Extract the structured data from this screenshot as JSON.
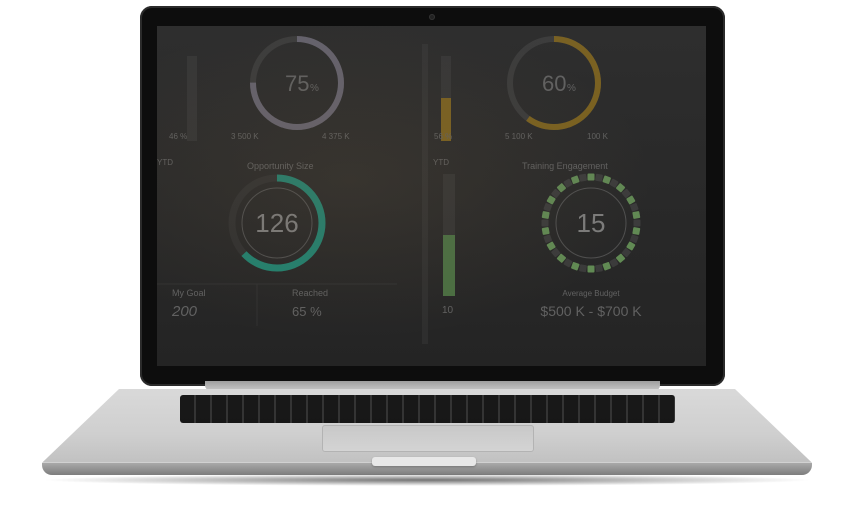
{
  "dashboard": {
    "top_left": {
      "gauge_value": "75",
      "gauge_unit": "%",
      "bar_label": "46 %",
      "stat1_value": "3 500 K",
      "stat2_value": "4 375 K"
    },
    "top_right": {
      "gauge_value": "60",
      "gauge_unit": "%",
      "bar_label": "56 %",
      "stat1_value": "5 100 K",
      "stat2_value": "100 K"
    },
    "mid_left": {
      "ytd_label": "YTD",
      "title": "Opportunity Size",
      "gauge_value": "126",
      "my_goal_label": "My Goal",
      "my_goal_value": "200",
      "reached_label": "Reached",
      "reached_value": "65 %"
    },
    "mid_right": {
      "ytd_label": "YTD",
      "bar_value": "10",
      "title": "Training Engagement",
      "gauge_value": "15",
      "avg_label": "Average Budget",
      "avg_value": "$500 K - $700 K"
    }
  },
  "colors": {
    "teal_accent": "#1f8f7a",
    "gold_accent": "#b8860b",
    "green_bar": "#6a9a5a"
  },
  "gauges": {
    "top_left_fill": 0.75,
    "top_right_fill": 0.6,
    "opportunity_fill": 0.63,
    "ytd_bar_fill": 0.5
  }
}
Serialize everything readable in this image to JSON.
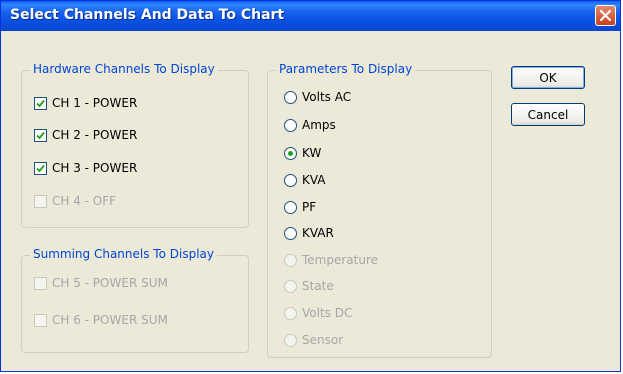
{
  "window": {
    "title": "Select Channels And Data To Chart"
  },
  "hardware_group": {
    "label": "Hardware Channels To Display",
    "items": [
      {
        "label": "CH 1 - POWER",
        "checked": true,
        "enabled": true
      },
      {
        "label": "CH 2 - POWER",
        "checked": true,
        "enabled": true
      },
      {
        "label": "CH 3 - POWER",
        "checked": true,
        "enabled": true
      },
      {
        "label": "CH 4 - OFF",
        "checked": false,
        "enabled": false
      }
    ]
  },
  "summing_group": {
    "label": "Summing Channels To Display",
    "items": [
      {
        "label": "CH 5 - POWER SUM",
        "checked": false,
        "enabled": false
      },
      {
        "label": "CH 6 - POWER SUM",
        "checked": false,
        "enabled": false
      }
    ]
  },
  "parameters_group": {
    "label": "Parameters To Display",
    "items": [
      {
        "label": "Volts AC",
        "selected": false,
        "enabled": true
      },
      {
        "label": "Amps",
        "selected": false,
        "enabled": true
      },
      {
        "label": "KW",
        "selected": true,
        "enabled": true
      },
      {
        "label": "KVA",
        "selected": false,
        "enabled": true
      },
      {
        "label": "PF",
        "selected": false,
        "enabled": true
      },
      {
        "label": "KVAR",
        "selected": false,
        "enabled": true
      },
      {
        "label": "Temperature",
        "selected": false,
        "enabled": false
      },
      {
        "label": "State",
        "selected": false,
        "enabled": false
      },
      {
        "label": "Volts DC",
        "selected": false,
        "enabled": false
      },
      {
        "label": "Sensor",
        "selected": false,
        "enabled": false
      }
    ]
  },
  "buttons": {
    "ok": "OK",
    "cancel": "Cancel"
  }
}
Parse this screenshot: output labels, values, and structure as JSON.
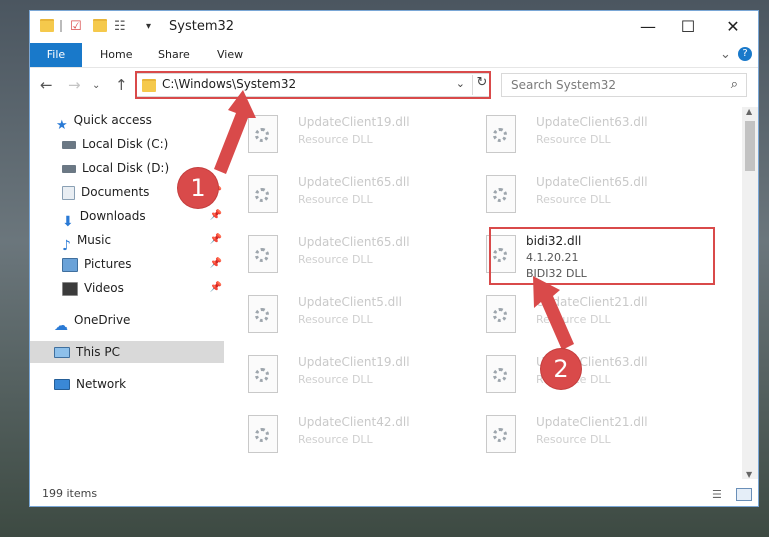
{
  "window": {
    "title": "System32",
    "controls": {
      "minimize": "—",
      "maximize": "☐",
      "close": "✕"
    }
  },
  "ribbon": {
    "tabs": [
      "File",
      "Home",
      "Share",
      "View"
    ],
    "expand_icon": "⌄",
    "help_icon": "?"
  },
  "nav": {
    "back": "←",
    "forward": "→",
    "recent": "⌄",
    "up": "↑",
    "address": "C:\\Windows\\System32",
    "search_placeholder": "Search System32"
  },
  "sidebar": {
    "items": [
      {
        "label": "Quick access",
        "icon": "star-icon"
      },
      {
        "label": "Local Disk (C:)",
        "icon": "drive-icon"
      },
      {
        "label": "Local Disk (D:)",
        "icon": "drive-icon"
      },
      {
        "label": "Documents",
        "icon": "documents-icon",
        "pinned": true
      },
      {
        "label": "Downloads",
        "icon": "download-icon",
        "pinned": true
      },
      {
        "label": "Music",
        "icon": "music-icon",
        "pinned": true
      },
      {
        "label": "Pictures",
        "icon": "pictures-icon",
        "pinned": true
      },
      {
        "label": "Videos",
        "icon": "videos-icon",
        "pinned": true
      },
      {
        "label": "OneDrive",
        "icon": "cloud-icon"
      },
      {
        "label": "This PC",
        "icon": "computer-icon",
        "selected": true
      },
      {
        "label": "Network",
        "icon": "network-icon"
      }
    ]
  },
  "files": [
    {
      "name": "UpdateClient19.dll",
      "desc": "Resource DLL"
    },
    {
      "name": "UpdateClient63.dll",
      "desc": "Resource DLL"
    },
    {
      "name": "UpdateClient65.dll",
      "desc": "Resource DLL"
    },
    {
      "name": "UpdateClient65.dll",
      "desc": "Resource DLL"
    },
    {
      "name": "UpdateClient65.dll",
      "desc": "Resource DLL"
    },
    {
      "name": "bidi32.dll",
      "desc": "4.1.20.21",
      "desc2": "BIDI32 DLL",
      "selected": true
    },
    {
      "name": "UpdateClient5.dll",
      "desc": "Resource DLL"
    },
    {
      "name": "UpdateClient21.dll",
      "desc": "Resource DLL"
    },
    {
      "name": "UpdateClient19.dll",
      "desc": "Resource DLL"
    },
    {
      "name": "UpdateClient63.dll",
      "desc": "Resource DLL"
    },
    {
      "name": "UpdateClient42.dll",
      "desc": "Resource DLL"
    },
    {
      "name": "UpdateClient21.dll",
      "desc": "Resource DLL"
    }
  ],
  "status": {
    "item_count": "199 items"
  },
  "annotations": {
    "step1": "1",
    "step2": "2"
  },
  "colors": {
    "accent": "#1979ca",
    "annotation": "#d94a4a"
  }
}
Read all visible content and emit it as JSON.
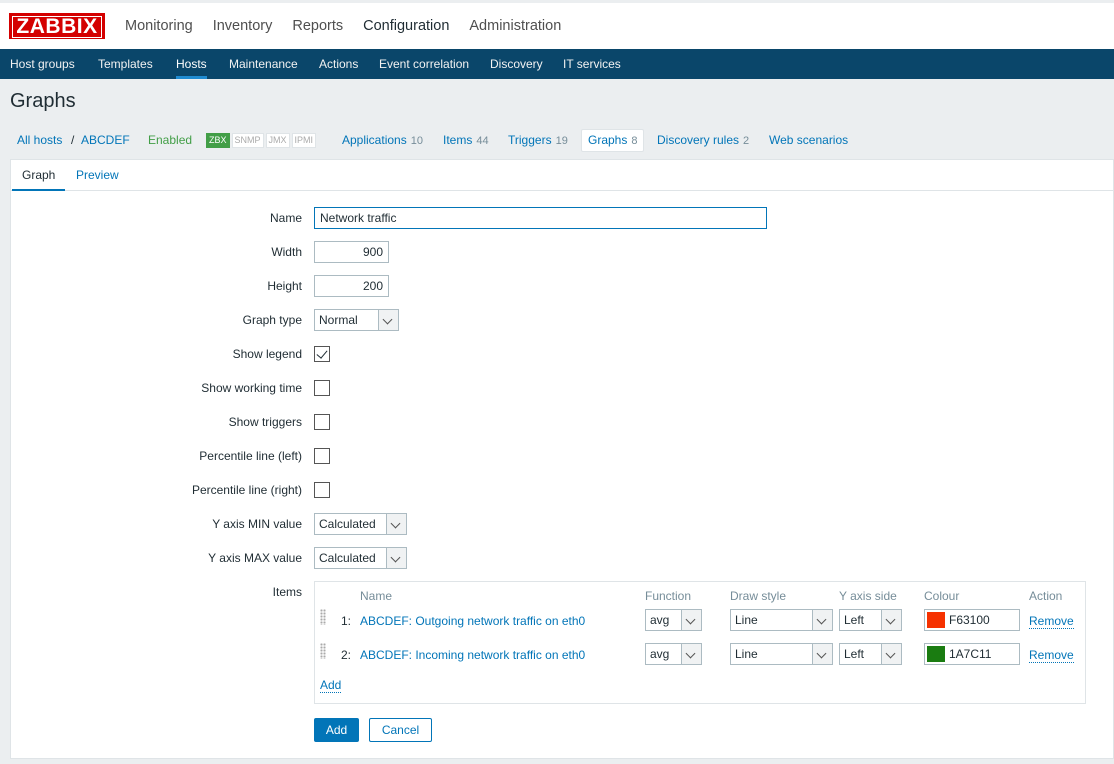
{
  "logo": "ZABBIX",
  "main_menu": [
    "Monitoring",
    "Inventory",
    "Reports",
    "Configuration",
    "Administration"
  ],
  "sub_menu": [
    "Host groups",
    "Templates",
    "Hosts",
    "Maintenance",
    "Actions",
    "Event correlation",
    "Discovery",
    "IT services"
  ],
  "page_title": "Graphs",
  "host_nav": {
    "all_hosts": "All hosts",
    "separator": "/",
    "host": "ABCDEF",
    "status": "Enabled",
    "badges": [
      "ZBX",
      "SNMP",
      "JMX",
      "IPMI"
    ],
    "applications": {
      "label": "Applications",
      "count": "10"
    },
    "items": {
      "label": "Items",
      "count": "44"
    },
    "triggers": {
      "label": "Triggers",
      "count": "19"
    },
    "graphs": {
      "label": "Graphs",
      "count": "8"
    },
    "discovery": {
      "label": "Discovery rules",
      "count": "2"
    },
    "web": {
      "label": "Web scenarios"
    }
  },
  "tabs": [
    "Graph",
    "Preview"
  ],
  "form": {
    "name_label": "Name",
    "name_value": "Network traffic",
    "width_label": "Width",
    "width_value": "900",
    "height_label": "Height",
    "height_value": "200",
    "graph_type_label": "Graph type",
    "graph_type_value": "Normal",
    "show_legend_label": "Show legend",
    "show_legend": true,
    "show_working_time_label": "Show working time",
    "show_working_time": false,
    "show_triggers_label": "Show triggers",
    "show_triggers": false,
    "percentile_left_label": "Percentile line (left)",
    "percentile_left": false,
    "percentile_right_label": "Percentile line (right)",
    "percentile_right": false,
    "ymin_label": "Y axis MIN value",
    "ymin_value": "Calculated",
    "ymax_label": "Y axis MAX value",
    "ymax_value": "Calculated",
    "items_label": "Items"
  },
  "items_table": {
    "headers": [
      "Name",
      "Function",
      "Draw style",
      "Y axis side",
      "Colour",
      "Action"
    ],
    "rows": [
      {
        "num": "1:",
        "name": "ABCDEF: Outgoing network traffic on eth0",
        "function": "avg",
        "draw_style": "Line",
        "y_axis_side": "Left",
        "colour": "F63100",
        "colour_hex": "#F63100",
        "action": "Remove"
      },
      {
        "num": "2:",
        "name": "ABCDEF: Incoming network traffic on eth0",
        "function": "avg",
        "draw_style": "Line",
        "y_axis_side": "Left",
        "colour": "1A7C11",
        "colour_hex": "#1A7C11",
        "action": "Remove"
      }
    ],
    "add_link": "Add"
  },
  "buttons": {
    "add": "Add",
    "cancel": "Cancel"
  }
}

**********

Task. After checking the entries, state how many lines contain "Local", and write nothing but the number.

Exercise output. 2